That latter Wikipedia article also states,
...the United States relies on representative democracy, but its system of government is much more complex than that. It is not a simple representative democracy, but a constitutional republic in which majority rule is tempered.
And here we come to the second part of the fantasy. Not only is our government a republic, but it’s also constitutional. Anyone who really thinks so, should start with Spooner, to disabuse himself of this notion. And then he should consider the entire edifice of the US government, and see what part of it fits within Article I, Section 8. Of course I understand there are a lot of people who subscribe to the idea of a “living constitution,” which is of course no constitution at all. But then they agree with me and Spooner; there is no Constitution. They just like to have a little fig leaf to cover their embarrassment without coming out and saying it.
Everyone by now has had the experience of arguing some point that is in the Constitution. Has it not struck you, how two different people, each apparently intelligent individuals, can come up with completely different meanings for words (allegedly) written with the intention that they should not be misinterpreted? This is a major problem for constitutionalists, and for the whole idea of a written constitution whose job it is to limit government.
“Constitutional republic” is a fraud, a fantasy. Both parts of that phrase are a fraud. There is no constitution; and one cannot simultaneously represent opposites, if words are to retain any meaning. “Constitutional republic,” like so many other things in government, is simply the veneer that covers what we really have: an oligarchy of elites in the ruling class, supported by an army of bureaucrats and special interests, whose purpose is to parasitize the rest of us, concentrating the stolen loot in their hands, and to enjoy the exercise of power. This elite is largely but not perfectly coincident with corporate leaders, as it also includes inherited “old money” from New England and labor big shots.
Where is my proof? Easy. The one individual in government who actually believes the constitutional republic fantasy is Ron Paul. He is the one who most consistently, by far, follows the Constitution. Despite the fact that his constituents keep re-electing him with larger and larger margins (lots of them believe the fantasy too), he has to be the most marginalized member of Congress. There are an awful lot of 434-to-one votes in the past, and he has been shunted away from power for much longer than anyone with his standing. He has constantly had his own party try to defeat his re-election, and he has survived the gerrymandering and media attacks and all the rest.
If we truly had a constitutional republic, the individual most in sympathy with that position would be the Speaker of the House, not a voice crying in the wilderness.
More proof? Look at the Wikipedia article for Republicanism in the United States, and try to read it without laughing:
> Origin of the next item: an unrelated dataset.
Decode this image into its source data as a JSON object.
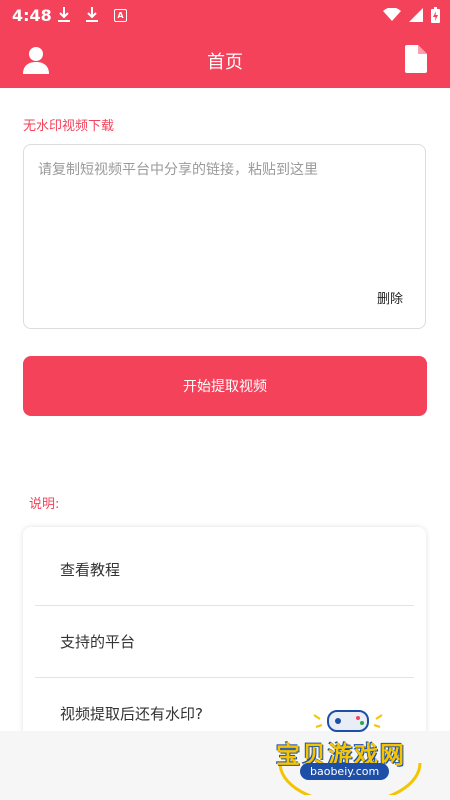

Republicanism is the political value system that has been a major part of American civic thought since the American Revolution. It stresses liberty and inalienable rights as central values, makes the people as a whole sovereign, rejects inherited political power, expects citizens to be independent in their performance of civic duties, and vilifies corruption.
That might have been plausible back in 1830 or so, but it is a joke in today’s police state. Go to the airport and read this paragraph to the TSA crotch fondlers; see if you can get on the plane without being abused.
It’s time for a little reality check for the believers in our civic religion. Spooner said it best: "But whether the Constitution really be one thing, or another, this much is certain--that it has either authorized such a government as we have had, or has been powerless to prevent it. In either case, it is unfit to exist."